WHAT YOU ARE ASKED TO DO:
Repeat every record exactly, but omit the images.

(Beginning of INPUT DATA)

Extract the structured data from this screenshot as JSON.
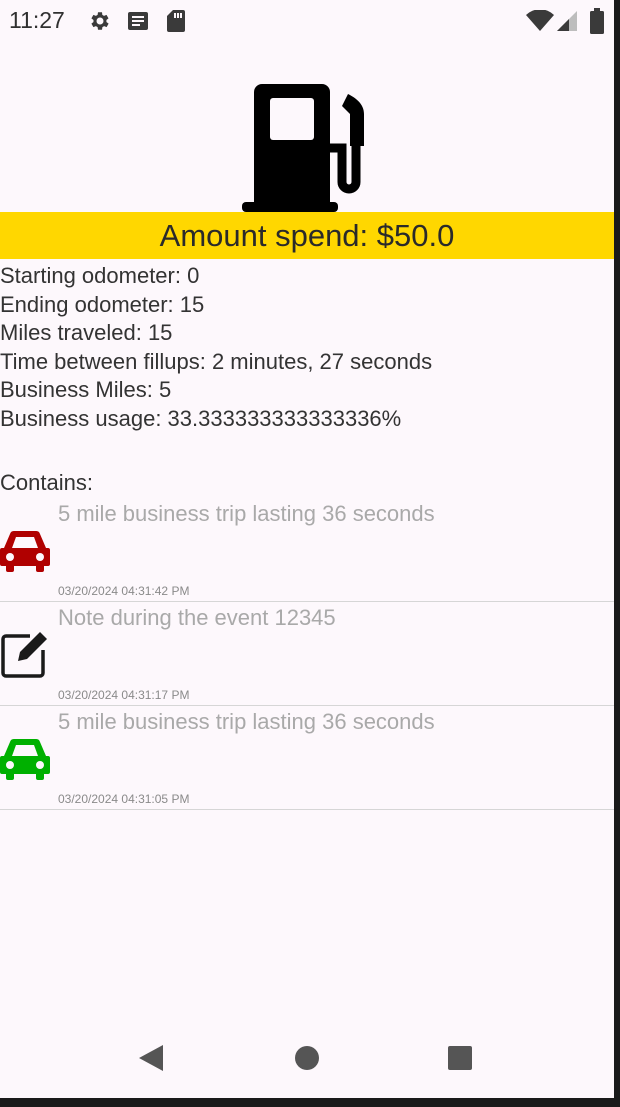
{
  "status_bar": {
    "time": "11:27",
    "left_icons": [
      "gear-icon",
      "notification-list-icon",
      "sd-card-icon"
    ],
    "right_icons": [
      "wifi-icon",
      "cell-signal-icon",
      "battery-icon"
    ]
  },
  "header": {
    "icon": "gas-pump-icon",
    "amount_text": "Amount spend: $50.0",
    "accent_color": "#ffd700"
  },
  "stats": [
    "Starting odometer: 0",
    "Ending odometer: 15",
    "Miles traveled: 15",
    "Time between fillups: 2 minutes, 27 seconds",
    "Business Miles: 5",
    "Business usage: 33.333333333333336%"
  ],
  "contains_label": "Contains:",
  "events": [
    {
      "icon": "car-icon",
      "icon_color": "#b00000",
      "title": "5 mile business trip lasting 36 seconds",
      "timestamp": "03/20/2024 04:31:42 PM"
    },
    {
      "icon": "edit-note-icon",
      "icon_color": "#1a1a1a",
      "title": "Note during the event 12345",
      "timestamp": "03/20/2024 04:31:17 PM"
    },
    {
      "icon": "car-icon",
      "icon_color": "#00b000",
      "title": "5 mile business trip lasting 36 seconds",
      "timestamp": "03/20/2024 04:31:05 PM"
    }
  ],
  "nav_bar": {
    "buttons": [
      "back-icon",
      "home-icon",
      "recents-icon"
    ]
  }
}
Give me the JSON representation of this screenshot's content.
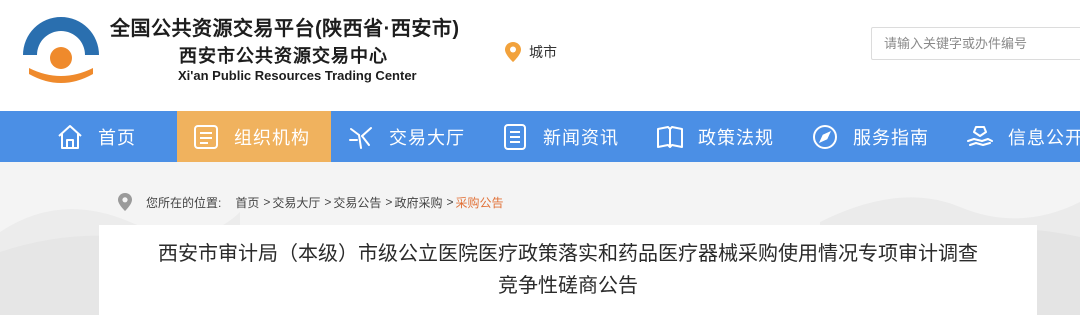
{
  "header": {
    "title_cn": "全国公共资源交易平台(陕西省·西安市)",
    "subtitle_cn": "西安市公共资源交易中心",
    "subtitle_en": "Xi'an Public Resources Trading Center",
    "city_label": "城市",
    "search_placeholder": "请输入关键字或办件编号"
  },
  "nav": {
    "items": [
      {
        "label": "首页",
        "icon": "home-icon",
        "active": false
      },
      {
        "label": "组织机构",
        "icon": "document-icon",
        "active": true
      },
      {
        "label": "交易大厅",
        "icon": "hall-icon",
        "active": false
      },
      {
        "label": "新闻资讯",
        "icon": "news-icon",
        "active": false
      },
      {
        "label": "政策法规",
        "icon": "book-icon",
        "active": false
      },
      {
        "label": "服务指南",
        "icon": "compass-icon",
        "active": false
      },
      {
        "label": "信息公开",
        "icon": "hand-icon",
        "active": false
      }
    ]
  },
  "breadcrumb": {
    "prefix": "您所在的位置:",
    "items": [
      "首页",
      "交易大厅",
      "交易公告",
      "政府采购",
      "采购公告"
    ],
    "separator": ">"
  },
  "article": {
    "title_line1": "西安市审计局（本级）市级公立医院医疗政策落实和药品医疗器械采购使用情况专项审计调查",
    "title_line2": "竞争性磋商公告"
  },
  "colors": {
    "nav_bg": "#4b8fe5",
    "nav_active": "#f0b25e",
    "logo_blue": "#2a6faf",
    "logo_orange": "#ef8a2c",
    "breadcrumb_current": "#e2733a"
  }
}
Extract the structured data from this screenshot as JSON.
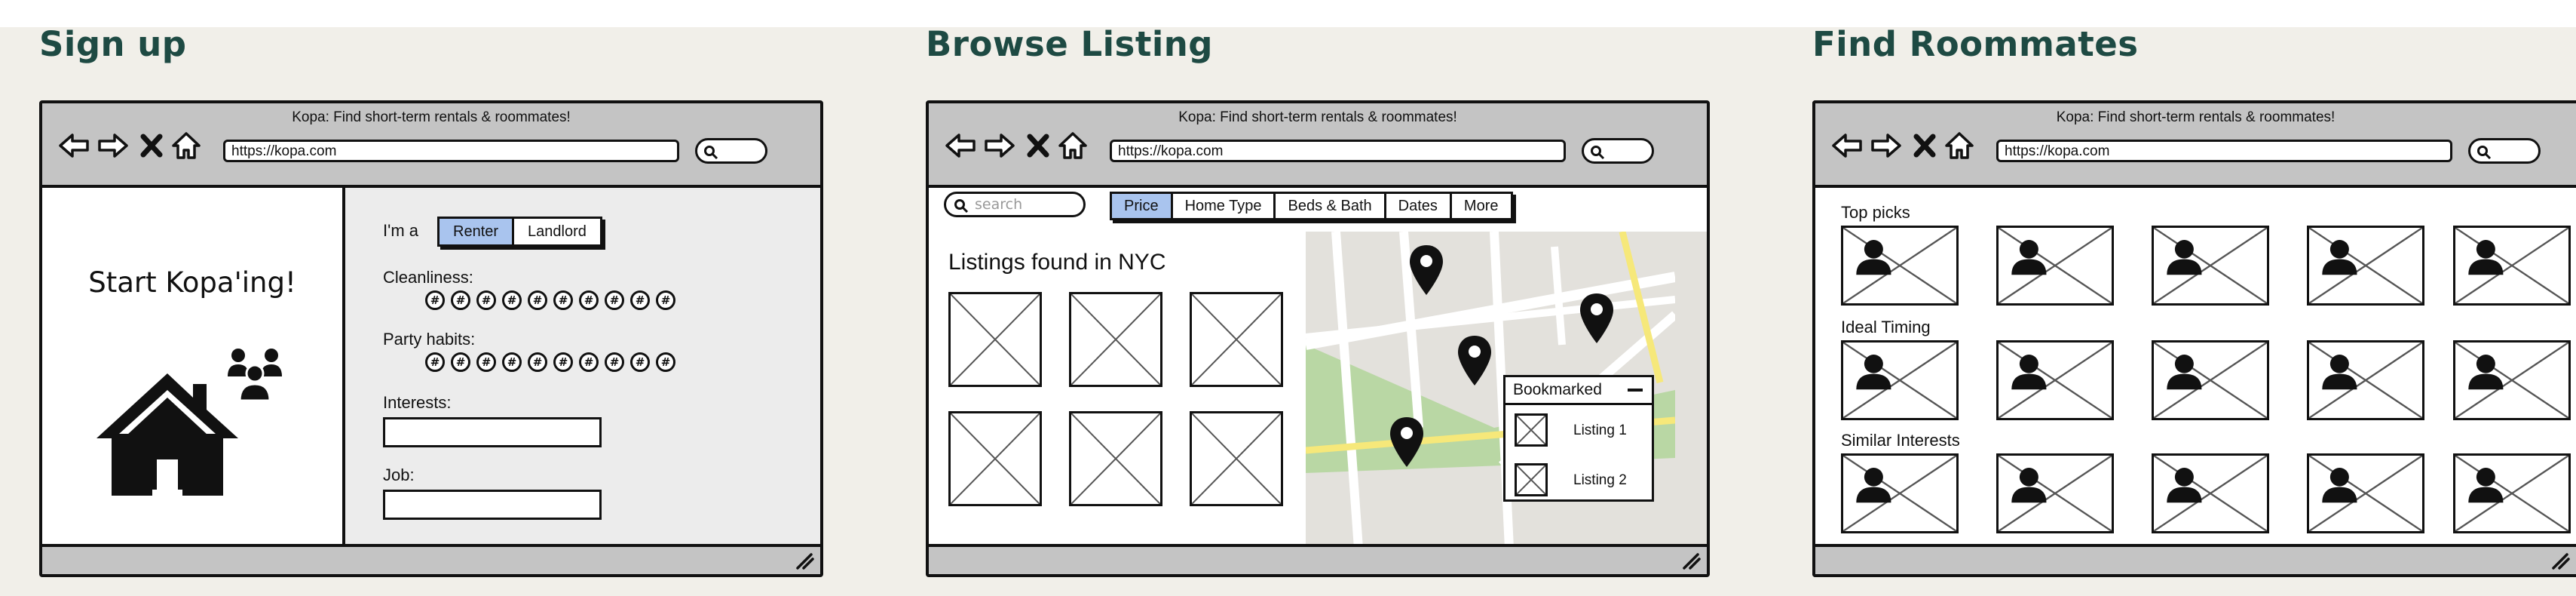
{
  "sections": {
    "signup": "Sign up",
    "browse": "Browse Listing",
    "roommates": "Find Roommates"
  },
  "browser": {
    "title": "Kopa: Find short-term rentals & roommates!",
    "url": "https://kopa.com",
    "nav_icons": [
      "back-arrow-icon",
      "forward-arrow-icon",
      "close-icon",
      "home-icon"
    ]
  },
  "signup": {
    "start_text": "Start Kopa'ing!",
    "im_a_label": "I'm a",
    "role_options": [
      "Renter",
      "Landlord"
    ],
    "selected_role": "Renter",
    "cleanliness_label": "Cleanliness:",
    "party_label": "Party habits:",
    "rating_symbol": "#",
    "rating_count": 10,
    "interests_label": "Interests:",
    "interests_value": "",
    "job_label": "Job:",
    "job_value": ""
  },
  "browse": {
    "search_placeholder": "search",
    "filters": [
      "Price",
      "Home Type",
      "Beds & Bath",
      "Dates",
      "More"
    ],
    "selected_filter": "Price",
    "listings_title": "Listings found in NYC",
    "bookmarked_title": "Bookmarked",
    "bookmarks": [
      "Listing 1",
      "Listing 2"
    ]
  },
  "roommates": {
    "rows": [
      "Top picks",
      "Ideal Timing",
      "Similar Interests"
    ]
  },
  "colors": {
    "title_text": "#1e4a43",
    "selected_tab": "#a9c4ee",
    "chrome_gray": "#c4c4c4",
    "map_park": "#b9d7a4",
    "map_road_yellow": "#f6e87a"
  }
}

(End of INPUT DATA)

REPLY TO THE EXERCISE:
Extract the structured data from this screenshot as JSON.
{
  "status_bar": {
    "time": "11:27",
    "left_icons": [
      "gear-icon",
      "notification-list-icon",
      "sd-card-icon"
    ],
    "right_icons": [
      "wifi-icon",
      "cell-signal-icon",
      "battery-icon"
    ]
  },
  "header": {
    "icon": "gas-pump-icon",
    "amount_text": "Amount spend: $50.0",
    "accent_color": "#ffd700"
  },
  "stats": [
    "Starting odometer: 0",
    "Ending odometer: 15",
    "Miles traveled: 15",
    "Time between fillups: 2 minutes, 27 seconds",
    "Business Miles: 5",
    "Business usage: 33.333333333333336%"
  ],
  "contains_label": "Contains:",
  "events": [
    {
      "icon": "car-icon",
      "icon_color": "#b00000",
      "title": "5 mile business trip lasting 36 seconds",
      "timestamp": "03/20/2024 04:31:42 PM"
    },
    {
      "icon": "edit-note-icon",
      "icon_color": "#1a1a1a",
      "title": "Note during the event 12345",
      "timestamp": "03/20/2024 04:31:17 PM"
    },
    {
      "icon": "car-icon",
      "icon_color": "#00b000",
      "title": "5 mile business trip lasting 36 seconds",
      "timestamp": "03/20/2024 04:31:05 PM"
    }
  ],
  "nav_bar": {
    "buttons": [
      "back-icon",
      "home-icon",
      "recents-icon"
    ]
  }
}
Give me the JSON representation of this screenshot's content.
{
  "header": {
    "title_cn": "全国公共资源交易平台(陕西省·西安市)",
    "subtitle_cn": "西安市公共资源交易中心",
    "subtitle_en": "Xi'an Public Resources Trading Center",
    "city_label": "城市",
    "search_placeholder": "请输入关键字或办件编号"
  },
  "nav": {
    "items": [
      {
        "label": "首页",
        "icon": "home-icon",
        "active": false
      },
      {
        "label": "组织机构",
        "icon": "document-icon",
        "active": true
      },
      {
        "label": "交易大厅",
        "icon": "hall-icon",
        "active": false
      },
      {
        "label": "新闻资讯",
        "icon": "news-icon",
        "active": false
      },
      {
        "label": "政策法规",
        "icon": "book-icon",
        "active": false
      },
      {
        "label": "服务指南",
        "icon": "compass-icon",
        "active": false
      },
      {
        "label": "信息公开",
        "icon": "hand-icon",
        "active": false
      }
    ]
  },
  "breadcrumb": {
    "prefix": "您所在的位置:",
    "items": [
      "首页",
      "交易大厅",
      "交易公告",
      "政府采购",
      "采购公告"
    ],
    "separator": ">"
  },
  "article": {
    "title_line1": "西安市审计局（本级）市级公立医院医疗政策落实和药品医疗器械采购使用情况专项审计调查",
    "title_line2": "竞争性磋商公告"
  },
  "colors": {
    "nav_bg": "#4b8fe5",
    "nav_active": "#f0b25e",
    "logo_blue": "#2a6faf",
    "logo_orange": "#ef8a2c",
    "breadcrumb_current": "#e2733a"
  }
}
Extract the structured data from this screenshot as JSON.
{
  "sections": {
    "signup": "Sign up",
    "browse": "Browse Listing",
    "roommates": "Find Roommates"
  },
  "browser": {
    "title": "Kopa: Find short-term rentals & roommates!",
    "url": "https://kopa.com",
    "nav_icons": [
      "back-arrow-icon",
      "forward-arrow-icon",
      "close-icon",
      "home-icon"
    ]
  },
  "signup": {
    "start_text": "Start Kopa'ing!",
    "im_a_label": "I'm a",
    "role_options": [
      "Renter",
      "Landlord"
    ],
    "selected_role": "Renter",
    "cleanliness_label": "Cleanliness:",
    "party_label": "Party habits:",
    "rating_symbol": "#",
    "rating_count": 10,
    "interests_label": "Interests:",
    "interests_value": "",
    "job_label": "Job:",
    "job_value": ""
  },
  "browse": {
    "search_placeholder": "search",
    "filters": [
      "Price",
      "Home Type",
      "Beds & Bath",
      "Dates",
      "More"
    ],
    "selected_filter": "Price",
    "listings_title": "Listings found in NYC",
    "bookmarked_title": "Bookmarked",
    "bookmarks": [
      "Listing 1",
      "Listing 2"
    ]
  },
  "roommates": {
    "rows": [
      "Top picks",
      "Ideal Timing",
      "Similar Interests"
    ]
  },
  "colors": {
    "title_text": "#1e4a43",
    "selected_tab": "#a9c4ee",
    "chrome_gray": "#c4c4c4",
    "map_park": "#b9d7a4",
    "map_road_yellow": "#f6e87a"
  }
}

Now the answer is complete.